Gophers Attract Children At Manning Park

Hand feeding gophers at Manning Park
Hand feeding gophers at Manning Park

We frequently see children feeding, sometimes running after, the gophers at Manning Park. The little hole diggers make walking on the grassy field hazardous for anyone focused on texting. I’m sure a few ankles have been twisted or broken here. The kids love them though and very likely some tourists stop here by request of their children.

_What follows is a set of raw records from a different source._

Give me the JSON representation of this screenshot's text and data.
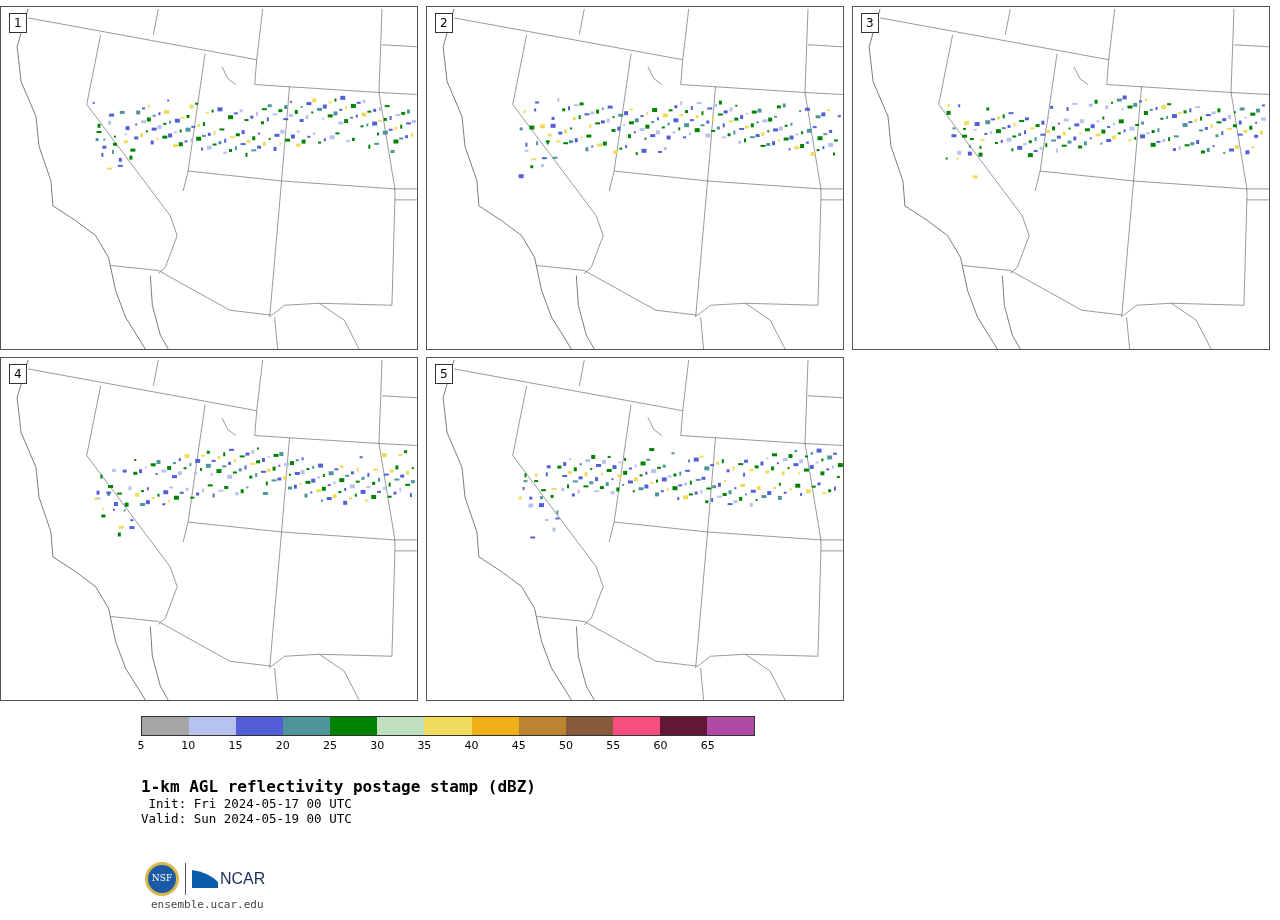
{
  "panels": [
    {
      "label": "1"
    },
    {
      "label": "2"
    },
    {
      "label": "3"
    },
    {
      "label": "4"
    },
    {
      "label": "5"
    }
  ],
  "colorbar": {
    "bins": [
      {
        "color": "#a5a5a5"
      },
      {
        "color": "#b8c2ee"
      },
      {
        "color": "#525fd6"
      },
      {
        "color": "#4f949b"
      },
      {
        "color": "#008200"
      },
      {
        "color": "#c0dfc0"
      },
      {
        "color": "#f0dc5c"
      },
      {
        "color": "#eeaf17"
      },
      {
        "color": "#bc8330"
      },
      {
        "color": "#885a3c"
      },
      {
        "color": "#f54f7f"
      },
      {
        "color": "#621736"
      },
      {
        "color": "#ac4aa4"
      }
    ],
    "ticks": [
      "5",
      "10",
      "15",
      "20",
      "25",
      "30",
      "35",
      "40",
      "45",
      "50",
      "55",
      "60",
      "65"
    ]
  },
  "title": "1-km AGL reflectivity postage stamp (dBZ)",
  "init": " Init: Fri 2024-05-17 00 UTC",
  "valid": "Valid: Sun 2024-05-19 00 UTC",
  "logo": {
    "nsf": "NSF",
    "ncar": "NCAR"
  },
  "url": "ensemble.ucar.edu"
}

On our most recent turn into the park we observed this young fellow, patiently using blades of grass to entice the little creatures to come to him. The gophers are quite accustomed to such lavish attention from children, of course, and seem to revel in it. At times they passed by very close to him, and occasionally he managed to briefly stroke them. He was obviously in no hurry to move on, and his grandmother, standing nearby, seemed quite content to wait. There appeared to be a nice bond between them. Every kid would benefit from this kind of relationship with at least one grandparent.